One of the ways to get my dad to overreact is to say the lyric, “I lay me down.” By now, I think he loves getting worked up about the lack of substance found in this song. He huffs and puffs while the rest of us laugh.
What should we be singing?
There’s a lot of discussion about that on the interwebs, definitions and examples of what makes a song that’s sung to or about God worthwhile. In addition to word choice is the way the music, in a corporate worship setting, is led (or not) and whether the mood feels affected or genuine and chock-full of meaning. I’m sure our music choices for December are also critiqued. And rightly so. Some of the music is truly uninspiring.
Does that sound snooty? Ha!
For years, and I mean years, I didn’t play nor wish to hear Christmas music until December 24. It wasn’t that I hated Christmas. I eventually learned that I felt like a failure because gift-giving doesn’t typically give me joy unless it’s random, unexpected, not at all dictated by a specific occasion. To make matters worse, I disliked many Christmas songs. If they were new, they were as predictable and shallow as some Hallmark movies. Sorry, Hallmark…but it’s true. Carols were mostly okay in the context of a choir concert or Christmas eve singalong. Give me a candle and Silent Night. I’m good.
Just my luck, my husband’s go-to yet unintentional hum is the tune “Deck the halls with boughs of holly fa la la la la la la la la”.
A few years ago, a friend texted me the link to a song she thought I’d enjoy. I played it over and over. I loved it. I listened to the entire album. It was the only Christmas album I could listen to without skipping a song.
I played it after Christmas. *gasp*. I’ve played it in the spring and summer and fall. It’s close-your-eyes beautiful.
The album’s original songs and the traditional carols sprinkled throughout take me on an intentional journey that celebrates the coming of Jesus that first time in a way that fits neatly into my heart.
It’s this intention that I’m learning to enjoy about Advent.
There’s a slowing down.
There’s an opening up.
There’s a hopeful longing.
There’s a reverence.
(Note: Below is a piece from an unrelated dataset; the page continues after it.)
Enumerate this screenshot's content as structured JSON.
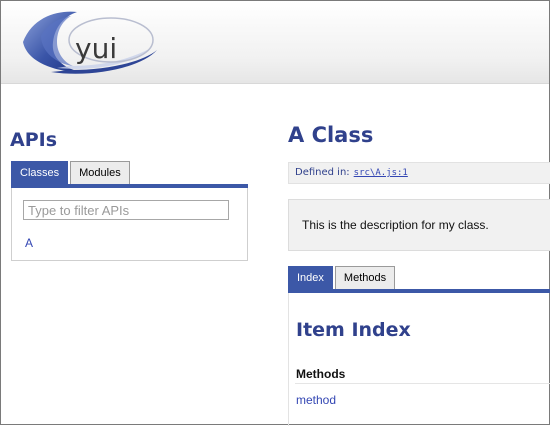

It’s quite the contrast to the running around we do, whether in a brick and mortar store or online, to find that right gift, adding to the traffic, tossing mean thoughts out of car windows, stockpiling purchases we can’t return until after Christmas, buying more than we need because…sale!
Much of the music for this season adds to the frenzy and unrealistic expectations which is unfortunate because Advent seems to begin with a cup of tea, a blanket, and an open door.
The invitation reads: “Come, see the baby. Actually see him this time.”
So, give me the music that helps me slow down, a gentle pace kept steady and soft.
Give me the music that helps me open up, honest voices singing into the pain and uncertainty.
Give me the music that reminds me to hope, because this first Advent leads to a second…one day.
Give me the music that speaks to a holy God, far removed from our frailty and yet right here with us.
“Come, see the baby. Actually see him this time.”